**SOURCE MATERIAL:**

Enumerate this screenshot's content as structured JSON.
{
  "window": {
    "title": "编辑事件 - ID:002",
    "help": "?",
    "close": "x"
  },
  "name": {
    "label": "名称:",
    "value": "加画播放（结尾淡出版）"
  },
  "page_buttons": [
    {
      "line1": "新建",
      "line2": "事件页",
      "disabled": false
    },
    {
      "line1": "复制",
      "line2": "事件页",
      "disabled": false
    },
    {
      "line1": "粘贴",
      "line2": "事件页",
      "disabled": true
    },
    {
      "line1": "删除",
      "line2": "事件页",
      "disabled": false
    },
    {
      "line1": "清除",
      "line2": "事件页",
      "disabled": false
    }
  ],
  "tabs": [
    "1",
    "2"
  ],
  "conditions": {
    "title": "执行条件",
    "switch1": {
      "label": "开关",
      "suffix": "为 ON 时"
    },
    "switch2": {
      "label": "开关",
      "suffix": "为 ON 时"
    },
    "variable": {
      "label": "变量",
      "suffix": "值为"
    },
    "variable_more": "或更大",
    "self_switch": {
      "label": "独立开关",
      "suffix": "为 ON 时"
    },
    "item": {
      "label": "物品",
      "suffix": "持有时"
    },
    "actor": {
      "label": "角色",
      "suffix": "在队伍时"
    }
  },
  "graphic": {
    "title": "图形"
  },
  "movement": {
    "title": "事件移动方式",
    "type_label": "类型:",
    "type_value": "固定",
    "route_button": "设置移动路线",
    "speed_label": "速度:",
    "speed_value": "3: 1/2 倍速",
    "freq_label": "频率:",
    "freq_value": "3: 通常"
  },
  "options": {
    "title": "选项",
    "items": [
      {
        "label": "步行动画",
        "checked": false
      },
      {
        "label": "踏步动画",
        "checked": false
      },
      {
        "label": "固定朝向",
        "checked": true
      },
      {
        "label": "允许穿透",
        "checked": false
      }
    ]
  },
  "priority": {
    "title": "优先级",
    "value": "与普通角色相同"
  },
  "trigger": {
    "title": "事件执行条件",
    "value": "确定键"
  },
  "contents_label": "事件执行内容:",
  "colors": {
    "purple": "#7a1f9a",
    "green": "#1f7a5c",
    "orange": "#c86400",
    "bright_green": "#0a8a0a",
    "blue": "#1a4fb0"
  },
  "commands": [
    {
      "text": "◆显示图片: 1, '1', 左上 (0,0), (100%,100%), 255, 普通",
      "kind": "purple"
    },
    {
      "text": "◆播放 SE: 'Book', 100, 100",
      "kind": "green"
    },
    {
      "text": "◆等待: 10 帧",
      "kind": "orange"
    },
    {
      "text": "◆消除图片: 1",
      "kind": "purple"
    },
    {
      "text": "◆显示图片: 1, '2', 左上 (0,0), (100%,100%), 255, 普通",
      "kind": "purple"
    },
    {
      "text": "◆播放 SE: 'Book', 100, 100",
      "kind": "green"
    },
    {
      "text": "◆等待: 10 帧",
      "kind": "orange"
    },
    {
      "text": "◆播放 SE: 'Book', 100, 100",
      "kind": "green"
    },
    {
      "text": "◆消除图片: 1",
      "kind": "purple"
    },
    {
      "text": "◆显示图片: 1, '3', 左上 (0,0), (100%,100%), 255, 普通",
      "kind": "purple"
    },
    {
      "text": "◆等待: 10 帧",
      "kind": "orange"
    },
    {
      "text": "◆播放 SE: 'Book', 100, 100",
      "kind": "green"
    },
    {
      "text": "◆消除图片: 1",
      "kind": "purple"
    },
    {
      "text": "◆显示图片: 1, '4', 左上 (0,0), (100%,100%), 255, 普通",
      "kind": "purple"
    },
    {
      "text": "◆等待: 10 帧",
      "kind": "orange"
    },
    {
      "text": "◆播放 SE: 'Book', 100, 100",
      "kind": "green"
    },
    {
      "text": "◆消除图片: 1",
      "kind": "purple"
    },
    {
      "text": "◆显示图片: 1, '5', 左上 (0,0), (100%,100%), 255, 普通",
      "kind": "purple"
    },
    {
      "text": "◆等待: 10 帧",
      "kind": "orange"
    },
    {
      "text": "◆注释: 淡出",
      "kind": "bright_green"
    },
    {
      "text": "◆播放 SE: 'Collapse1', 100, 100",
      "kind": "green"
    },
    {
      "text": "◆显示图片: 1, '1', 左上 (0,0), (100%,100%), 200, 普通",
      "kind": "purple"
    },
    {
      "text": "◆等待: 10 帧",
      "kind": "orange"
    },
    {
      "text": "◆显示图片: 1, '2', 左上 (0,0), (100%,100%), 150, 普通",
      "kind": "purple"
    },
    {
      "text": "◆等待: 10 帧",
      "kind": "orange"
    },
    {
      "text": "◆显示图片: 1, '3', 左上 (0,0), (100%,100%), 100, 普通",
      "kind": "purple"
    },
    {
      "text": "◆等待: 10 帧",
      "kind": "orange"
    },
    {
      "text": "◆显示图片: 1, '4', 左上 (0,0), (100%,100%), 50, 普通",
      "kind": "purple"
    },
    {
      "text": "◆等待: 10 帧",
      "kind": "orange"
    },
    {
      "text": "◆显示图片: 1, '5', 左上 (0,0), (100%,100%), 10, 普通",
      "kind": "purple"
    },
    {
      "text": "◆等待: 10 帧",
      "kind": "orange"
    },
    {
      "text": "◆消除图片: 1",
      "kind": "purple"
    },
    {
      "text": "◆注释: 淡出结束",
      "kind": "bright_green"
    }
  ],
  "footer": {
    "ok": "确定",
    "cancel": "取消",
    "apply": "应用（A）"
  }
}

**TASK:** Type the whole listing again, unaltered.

**EXERCISE ANSWER:**
Enumerate this screenshot's content as structured JSON.
{
  "window": {
    "title": "编辑事件 - ID:002",
    "help": "?",
    "close": "x"
  },
  "name": {
    "label": "名称:",
    "value": "加画播放（结尾淡出版）"
  },
  "page_buttons": [
    {
      "line1": "新建",
      "line2": "事件页",
      "disabled": false
    },
    {
      "line1": "复制",
      "line2": "事件页",
      "disabled": false
    },
    {
      "line1": "粘贴",
      "line2": "事件页",
      "disabled": true
    },
    {
      "line1": "删除",
      "line2": "事件页",
      "disabled": false
    },
    {
      "line1": "清除",
      "line2": "事件页",
      "disabled": false
    }
  ],
  "tabs": [
    "1",
    "2"
  ],
  "conditions": {
    "title": "执行条件",
    "switch1": {
      "label": "开关",
      "suffix": "为 ON 时"
    },
    "switch2": {
      "label": "开关",
      "suffix": "为 ON 时"
    },
    "variable": {
      "label": "变量",
      "suffix": "值为"
    },
    "variable_more": "或更大",
    "self_switch": {
      "label": "独立开关",
      "suffix": "为 ON 时"
    },
    "item": {
      "label": "物品",
      "suffix": "持有时"
    },
    "actor": {
      "label": "角色",
      "suffix": "在队伍时"
    }
  },
  "graphic": {
    "title": "图形"
  },
  "movement": {
    "title": "事件移动方式",
    "type_label": "类型:",
    "type_value": "固定",
    "route_button": "设置移动路线",
    "speed_label": "速度:",
    "speed_value": "3: 1/2 倍速",
    "freq_label": "频率:",
    "freq_value": "3: 通常"
  },
  "options": {
    "title": "选项",
    "items": [
      {
        "label": "步行动画",
        "checked": false
      },
      {
        "label": "踏步动画",
        "checked": false
      },
      {
        "label": "固定朝向",
        "checked": true
      },
      {
        "label": "允许穿透",
        "checked": false
      }
    ]
  },
  "priority": {
    "title": "优先级",
    "value": "与普通角色相同"
  },
  "trigger": {
    "title": "事件执行条件",
    "value": "确定键"
  },
  "contents_label": "事件执行内容:",
  "colors": {
    "purple": "#7a1f9a",
    "green": "#1f7a5c",
    "orange": "#c86400",
    "bright_green": "#0a8a0a",
    "blue": "#1a4fb0"
  },
  "commands": [
    {
      "text": "◆显示图片: 1, '1', 左上 (0,0), (100%,100%), 255, 普通",
      "kind": "purple"
    },
    {
      "text": "◆播放 SE: 'Book', 100, 100",
      "kind": "green"
    },
    {
      "text": "◆等待: 10 帧",
      "kind": "orange"
    },
    {
      "text": "◆消除图片: 1",
      "kind": "purple"
    },
    {
      "text": "◆显示图片: 1, '2', 左上 (0,0), (100%,100%), 255, 普通",
      "kind": "purple"
    },
    {
      "text": "◆播放 SE: 'Book', 100, 100",
      "kind": "green"
    },
    {
      "text": "◆等待: 10 帧",
      "kind": "orange"
    },
    {
      "text": "◆播放 SE: 'Book', 100, 100",
      "kind": "green"
    },
    {
      "text": "◆消除图片: 1",
      "kind": "purple"
    },
    {
      "text": "◆显示图片: 1, '3', 左上 (0,0), (100%,100%), 255, 普通",
      "kind": "purple"
    },
    {
      "text": "◆等待: 10 帧",
      "kind": "orange"
    },
    {
      "text": "◆播放 SE: 'Book', 100, 100",
      "kind": "green"
    },
    {
      "text": "◆消除图片: 1",
      "kind": "purple"
    },
    {
      "text": "◆显示图片: 1, '4', 左上 (0,0), (100%,100%), 255, 普通",
      "kind": "purple"
    },
    {
      "text": "◆等待: 10 帧",
      "kind": "orange"
    },
    {
      "text": "◆播放 SE: 'Book', 100, 100",
      "kind": "green"
    },
    {
      "text": "◆消除图片: 1",
      "kind": "purple"
    },
    {
      "text": "◆显示图片: 1, '5', 左上 (0,0), (100%,100%), 255, 普通",
      "kind": "purple"
    },
    {
      "text": "◆等待: 10 帧",
      "kind": "orange"
    },
    {
      "text": "◆注释: 淡出",
      "kind": "bright_green"
    },
    {
      "text": "◆播放 SE: 'Collapse1', 100, 100",
      "kind": "green"
    },
    {
      "text": "◆显示图片: 1, '1', 左上 (0,0), (100%,100%), 200, 普通",
      "kind": "purple"
    },
    {
      "text": "◆等待: 10 帧",
      "kind": "orange"
    },
    {
      "text": "◆显示图片: 1, '2', 左上 (0,0), (100%,100%), 150, 普通",
      "kind": "purple"
    },
    {
      "text": "◆等待: 10 帧",
      "kind": "orange"
    },
    {
      "text": "◆显示图片: 1, '3', 左上 (0,0), (100%,100%), 100, 普通",
      "kind": "purple"
    },
    {
      "text": "◆等待: 10 帧",
      "kind": "orange"
    },
    {
      "text": "◆显示图片: 1, '4', 左上 (0,0), (100%,100%), 50, 普通",
      "kind": "purple"
    },
    {
      "text": "◆等待: 10 帧",
      "kind": "orange"
    },
    {
      "text": "◆显示图片: 1, '5', 左上 (0,0), (100%,100%), 10, 普通",
      "kind": "purple"
    },
    {
      "text": "◆等待: 10 帧",
      "kind": "orange"
    },
    {
      "text": "◆消除图片: 1",
      "kind": "purple"
    },
    {
      "text": "◆注释: 淡出结束",
      "kind": "bright_green"
    }
  ],
  "footer": {
    "ok": "确定",
    "cancel": "取消",
    "apply": "应用（A）"
  }
}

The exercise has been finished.